As long as the rain and the gloom that obliterated the entire second day of the second Test here yesterday relents, an improbable statistical record is likely to be established before the weekend is out. It is one that confirms, yet again, the contrasts and the variety that make cricket such a great and fascinating game.
When he finally gets to bat on a pitch he knows well from his two seasons with English county, Durham, Shivnarine Chanderpaul needs 35 runs to pass Viv Richards' 8540 and become second only to Brian Lara, with his distant 11,912, as West Indies' highest scorer in Tests.
Their figures are so similar as to be almost identical yet, in every other way, Chanderpaul and Richards are polar opposites. If Richards, by the additional weight of personality and influence, rates far higher on the list of all-time greats, Chanderpaul's role in his 14 years in the West Indies team cannot be underestimated.

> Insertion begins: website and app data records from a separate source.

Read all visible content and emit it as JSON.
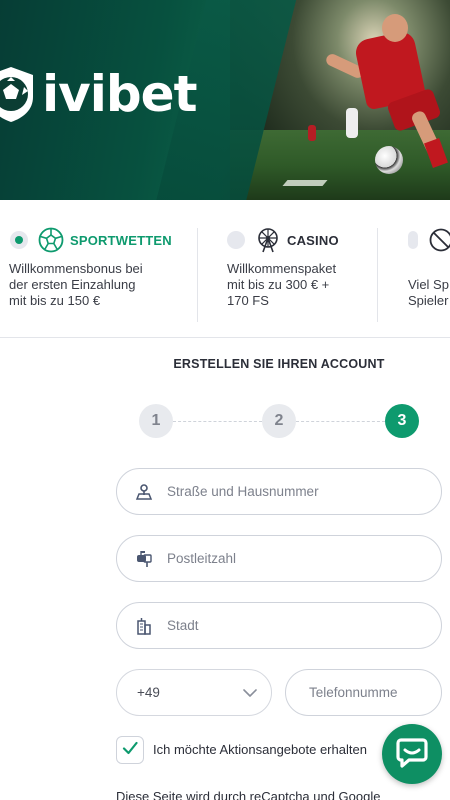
{
  "brand": {
    "name": "ivibet",
    "logo_icon": "soccer-ball-shield-icon"
  },
  "products": [
    {
      "title": "SPORTWETTEN",
      "icon": "soccer-ball-icon",
      "selected": true,
      "desc_line1": "Willkommensbonus bei",
      "desc_line2": "der ersten Einzahlung",
      "desc_line3": "mit bis zu 150 €"
    },
    {
      "title": "CASINO",
      "icon": "ferris-wheel-icon",
      "selected": false,
      "desc_line1": "Willkommenspaket",
      "desc_line2": "mit bis zu 300 € +",
      "desc_line3": "170 FS"
    },
    {
      "title": "",
      "icon": "no-bonus-icon",
      "selected": false,
      "desc_line1": "",
      "desc_line2": "Viel Sp",
      "desc_line3": "Spieler"
    }
  ],
  "form": {
    "title": "ERSTELLEN SIE IHREN ACCOUNT",
    "steps": [
      "1",
      "2",
      "3"
    ],
    "active_step": 3,
    "street_placeholder": "Straße und Hausnummer",
    "zip_placeholder": "Postleitzahl",
    "city_placeholder": "Stadt",
    "country_code": "+49",
    "phone_placeholder": "Telefonnumme",
    "promo_checkbox_label": "Ich möchte Aktionsangebote erhalten",
    "promo_checked": true,
    "recaptcha_text": "Diese Seite wird durch reCaptcha und Google"
  },
  "colors": {
    "accent": "#0e9a6e",
    "hero_dark": "#063d35"
  }
}
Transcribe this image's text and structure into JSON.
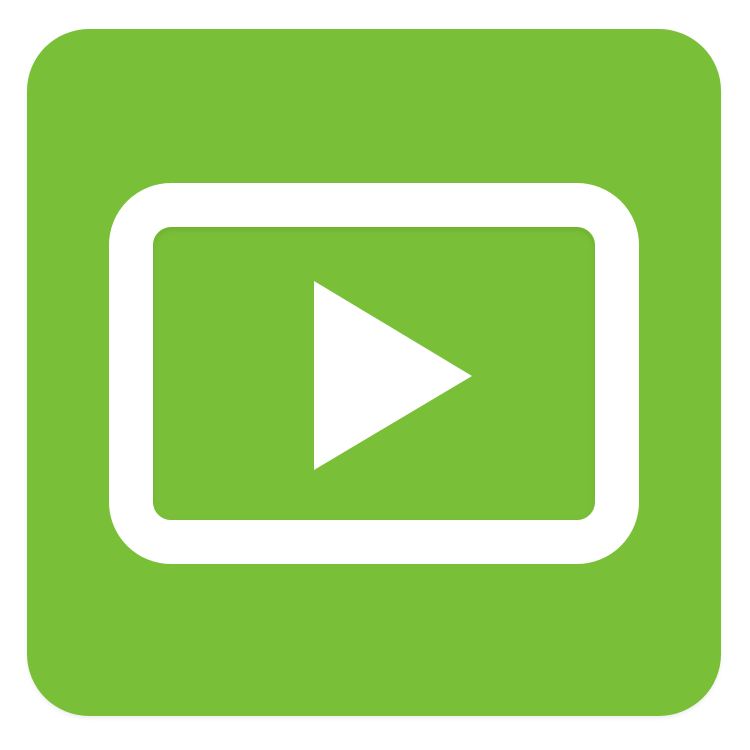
{
  "app_icon": {
    "name": "video-player-app",
    "icon": "play-icon",
    "colors": {
      "background": "#79bf37",
      "foreground": "#ffffff"
    }
  }
}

This is Chanderpaul's 121st Test, the same number as Richards. His present average is 49.45. Richards' was 50.23. There are 21 hundreds to Chanderpaul's name. Richards had 24 when his career ended at the Oval in London in 1991 after 17 years. The one major numerical disparity is in the innings played (Chanderpaul's 204 to Richards' 182) with the corresponding not out stars against their names (Chanderpaul's 32 to Richards' 12).
Such a detail has opened Chanderpaul to the charge of selfishness, an unjust judgment that disregards his middle-order position in an increasingly fragile batting order that he has repeatedly rescued from collapse. There the numerical parallels end, to be replaced by the glaring contrasts in other areas.
Chanderpaul, a Guyanese of east Indian descent from a small fishing village, is the frail, introverted left-hander with the weird stance and limited strokeplay who has accumulated his runs with the patience of Job. No one in Test history has gone unbeaten between innings as long and as many times; few have paid so diligent and exhaustive attention to practice. The glint in his eyes and the strength of his resolve in crisis has earned him the nickname "Tiger".
Richards, a proud black Antiguan from a cricketing background, had the physique, power and arrogance of a champion boxer. For a while, he was "Smokin' Joe", after his heavyweight favourite Joe Frazier, but "The Master Blaster" was more appropriate to his devastating method.
While Chanderpaul walks to the wicket with the misleading demeanour of a mourner in a funeral procession, Richards swaggered onto the ground as if he owned it. Chanderpaul was so focused on scoring runs that he was unsuited and uncomfortable in the captaincy that was thrust on him after one of Lara's departures. Richards, on the other hand, thrived in the post, the only West Indies captain not to lose a series at the helm. While Chanderpaul frustrates bowlers, Richards intimidated them.
Chanderpaul waits for the last moment to determine the appropriate shot to play, usually a careful push or deflection, just occasionally something a little more extravagant but always with his security uppermost in his mind. For Richards, the first option was ever attack. As the calypso king of his native Antigua, Shortshirt, put it: "No bowler holds a terror for Vivian Richards".
The opposite was the case. It was Richards who terrorised even his greatest opponents. Soon, Chanderpaul, in his unstated way, will take over Richards' tally of Test runs. It is an achievement that will please him, for runs are at the core of his cricket. It is, equally, an indication of his vital function in his time in West Indies cricket, in its way no less so than Richards' was.
Tony Cozier has written about and commentated on cricket in the Caribbean for nearly 50 years